Despite constant reminders that "this isn't that kind of movie", it clearly is. Every Bond element is here, including the crazed villain with an elaborate lair and a technically augmented sidekick (Sofia Boutella's vicious blade-footed henchwoman Gazelle). The only difference is that where Bond hints cheekily at violence and sex, Vaughn and Goldman go for it. This film is packed with outrageous, over-the-top carnage and intensely rude dialogue, delivered with relish by the expert cast. Firth, Caine and Strong are terrific at combining tweedy propriety with public schoolboy naughtiness, while Jackson merrily plays around with Valentine's god-complex.
Continue reading: Kingsman: The Secret Service Review
A young teen with an incredible IQ and first-rate academic performance takes the wrong path in life by getting involved in drugs and petty crime. He is caught by police during one dramatic car chase but is released unexpectedly by Secret Service agent Uncle Jack. Jack sees a lot of potential in the kid and introduces him to the world of International Intelligence. Initially impressed by the gadgetry and glamour of the Service, Uncle Jack introduces him to a new division: the Kingsman. There’s a job going for the brightest young adults in the country and Jack wants his new recruit to prove himself against the upper class kids who rival him. It soon becomes clear, though, that the world of Intelligence is not just a fun game when the training starts getting intensely scary.
Continue: Kingsman: The Secret Service Trailer
This time they're mashing-up street with salsa, not ballet.

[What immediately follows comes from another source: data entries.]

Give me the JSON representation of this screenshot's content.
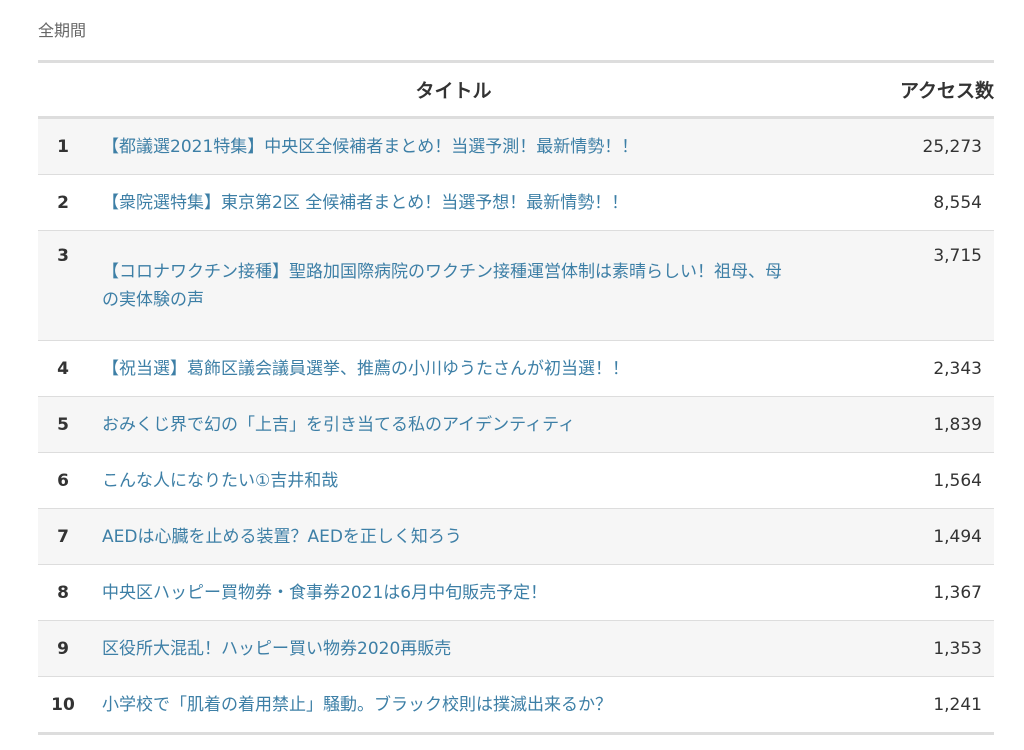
{
  "period_label": "全期間",
  "table": {
    "header": {
      "title": "タイトル",
      "count": "アクセス数"
    },
    "rows": [
      {
        "rank": "1",
        "title": "【都議選2021特集】中央区全候補者まとめ！当選予測！最新情勢！！",
        "count": "25,273"
      },
      {
        "rank": "2",
        "title": "【衆院選特集】東京第2区 全候補者まとめ！当選予想！最新情勢！！",
        "count": "8,554"
      },
      {
        "rank": "3",
        "title": "【コロナワクチン接種】聖路加国際病院のワクチン接種運営体制は素晴らしい！祖母、母の実体験の声",
        "count": "3,715"
      },
      {
        "rank": "4",
        "title": "【祝当選】葛飾区議会議員選挙、推薦の小川ゆうたさんが初当選！！",
        "count": "2,343"
      },
      {
        "rank": "5",
        "title": "おみくじ界で幻の「上吉」を引き当てる私のアイデンティティ",
        "count": "1,839"
      },
      {
        "rank": "6",
        "title": "こんな人になりたい①吉井和哉",
        "count": "1,564"
      },
      {
        "rank": "7",
        "title": "AEDは心臓を止める装置？AEDを正しく知ろう",
        "count": "1,494"
      },
      {
        "rank": "8",
        "title": "中央区ハッピー買物券・食事券2021は6月中旬販売予定！",
        "count": "1,367"
      },
      {
        "rank": "9",
        "title": "区役所大混乱！ハッピー買い物券2020再販売",
        "count": "1,353"
      },
      {
        "rank": "10",
        "title": "小学校で「肌着の着用禁止」騒動。ブラック校則は撲滅出来るか？",
        "count": "1,241"
      }
    ]
  },
  "colors": {
    "link": "#3d7fa6",
    "text": "#333333",
    "muted": "#666666",
    "stripe": "#f6f6f6",
    "border": "#dddddd"
  }
}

So at least this one's a bit zestier.
Ash (Hentschel) is a cocky American in London, recovering from humiliation at the hands of street-dance crew Invincible. Then he runs into fast-talking Eddie (Sampson), who offers to help him assemble an even better crew, hand-picking dancers from all over Europe for the final showdown in Paris. With six weeks to rehearse, Eddie then introduces Ash to Latina hottie Eva (Boutella), and they hatch a plan to fuse street edge with salsa passion and knock Invincible off its perch.
Continue reading: StreetDance 2 Review
From the co-director of John Wick, this similarly styled action romp puts Charlize Theron front...
To launch their new Dark Universe franchise, Universal has taken an approach that mixes murky...
During a deadly military operation in Egypt, an explosion uncovers an overwhelming secret buried in...